Democratic Senator Mark Warner of Virginia has worked for two years with a group originally called the Gang of Six to try to work out a deficit reduction plan based on Simpson-Bowles.
"I'm really hoping that reasonable people in both parties will say 'no mas'. If we don't get it fixed we all ought to get fired. Politics is the only business I've ever seen where people can make a whole career out of just being against stuff," said Warner. "Acting irresponsibly has become the norm."
Mitt Romney's selection of House Budget Chairman Paul Ryan, who advocates deficit reduction through deep spending cuts in domestic programs, Medicare and other entitlements, but no new revenue, has insured that this issue will be part of the election discussion.
Ryan and Tom Coburn were both members of the Simpson-Bowles deficit commission. But while Ryan voted against it, Coburn, who is also a member of the Gang of Six, voted in favor of the final commission report. "Let's have the fight about the solutions but let's quit lying about the problems. We need some people with guts in Washington willing to do what's right," Coburn insisted.
Like most Democrats, Udall believes you can't deal with the debt unless you discuss revenue as well as spending: "Until the Tea Party element decides they really want the country to move forward...we're going to be challenged. They think if you cut taxes and end the federal government everything is going to be hunky dory."
Rep. Barney Frank, D-Mass, agreed with that assessment. "This is the most radical group and they have the rest of the Republican Party terrified...they're extremists," he said. At 72, Frank has decided he's also leaving Congress at the end of this year. Always blunt-spoken, he's become more critical of the hyper-partisan atmosphere as his departure date approaches.
"I think it's a misconception to say it's the freshmen that are causing the problem," said Rep. Charlie Bass, a New Hampshire Republican. "There is a group of very conservative people in our caucus that are holding things up, but it's not just the freshmen."
Bass supported the Simpson Bowles plan and is part of a small House group led by Ohio Republican Steve LaTourette and Democrat Jim Cooper that is pushing for a similar debt reduction approach that includes revenue increases, spending cuts and entitlement reform.
LaTourette, who has served in the House since 1994 and is one of a few remaining moderate Republicans, abruptly announced at the end of July that he is also leaving Congress, saying he's had enough of the partisanship, polarization and inability to get things done.
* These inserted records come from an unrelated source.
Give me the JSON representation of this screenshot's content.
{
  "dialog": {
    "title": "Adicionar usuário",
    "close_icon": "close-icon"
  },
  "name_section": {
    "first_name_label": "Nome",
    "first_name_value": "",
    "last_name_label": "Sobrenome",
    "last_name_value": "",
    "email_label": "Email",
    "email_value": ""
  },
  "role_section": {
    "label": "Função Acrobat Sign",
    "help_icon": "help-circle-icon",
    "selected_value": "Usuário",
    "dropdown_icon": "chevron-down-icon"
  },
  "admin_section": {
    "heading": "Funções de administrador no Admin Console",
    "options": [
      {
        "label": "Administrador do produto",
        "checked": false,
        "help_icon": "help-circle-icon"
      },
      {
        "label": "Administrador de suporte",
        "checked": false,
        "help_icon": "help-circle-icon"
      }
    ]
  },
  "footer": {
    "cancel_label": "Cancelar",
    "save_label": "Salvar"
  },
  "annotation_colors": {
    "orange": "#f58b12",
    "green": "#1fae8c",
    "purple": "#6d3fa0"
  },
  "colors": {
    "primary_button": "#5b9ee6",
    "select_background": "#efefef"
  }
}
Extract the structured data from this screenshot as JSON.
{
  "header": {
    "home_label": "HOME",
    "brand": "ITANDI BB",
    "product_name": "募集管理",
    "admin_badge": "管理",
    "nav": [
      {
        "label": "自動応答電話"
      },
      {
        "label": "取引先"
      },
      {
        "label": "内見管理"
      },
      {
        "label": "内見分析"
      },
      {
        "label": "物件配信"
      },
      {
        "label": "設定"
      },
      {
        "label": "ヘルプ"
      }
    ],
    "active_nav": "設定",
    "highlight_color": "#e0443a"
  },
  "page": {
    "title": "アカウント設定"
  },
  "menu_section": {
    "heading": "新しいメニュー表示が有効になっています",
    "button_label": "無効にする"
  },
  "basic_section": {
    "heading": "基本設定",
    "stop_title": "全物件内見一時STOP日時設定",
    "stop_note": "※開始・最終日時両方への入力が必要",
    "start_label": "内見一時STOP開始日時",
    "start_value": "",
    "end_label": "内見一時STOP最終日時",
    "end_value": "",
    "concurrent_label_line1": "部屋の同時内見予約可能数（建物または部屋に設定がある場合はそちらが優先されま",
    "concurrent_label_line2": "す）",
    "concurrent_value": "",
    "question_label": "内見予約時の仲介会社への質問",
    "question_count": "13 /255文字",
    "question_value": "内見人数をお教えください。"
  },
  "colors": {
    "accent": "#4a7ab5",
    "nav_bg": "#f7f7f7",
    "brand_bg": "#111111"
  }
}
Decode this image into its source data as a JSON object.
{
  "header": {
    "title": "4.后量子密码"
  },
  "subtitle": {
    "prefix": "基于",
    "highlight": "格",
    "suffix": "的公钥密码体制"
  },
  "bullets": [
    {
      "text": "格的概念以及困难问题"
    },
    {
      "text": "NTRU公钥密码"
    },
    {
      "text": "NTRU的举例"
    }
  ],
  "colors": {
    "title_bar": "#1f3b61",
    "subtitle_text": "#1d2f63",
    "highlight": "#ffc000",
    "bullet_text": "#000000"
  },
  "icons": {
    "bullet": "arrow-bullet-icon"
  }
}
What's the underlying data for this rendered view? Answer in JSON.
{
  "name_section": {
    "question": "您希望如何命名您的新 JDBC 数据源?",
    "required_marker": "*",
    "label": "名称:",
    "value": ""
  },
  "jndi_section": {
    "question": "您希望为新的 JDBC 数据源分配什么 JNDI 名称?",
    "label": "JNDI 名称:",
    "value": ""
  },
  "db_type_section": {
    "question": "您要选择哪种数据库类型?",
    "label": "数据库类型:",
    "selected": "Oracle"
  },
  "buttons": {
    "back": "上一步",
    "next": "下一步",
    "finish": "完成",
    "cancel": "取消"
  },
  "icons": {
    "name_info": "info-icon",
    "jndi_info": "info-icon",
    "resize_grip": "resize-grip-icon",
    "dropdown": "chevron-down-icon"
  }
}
LaTourette told Roll Call that compromise has become "a dirty word."
Everything has become about politics, said Coburn. "The election has been going on now for 18 months and it's sickening." Coburn was reelected to his second Senate term in 2010 but says he won't seek another.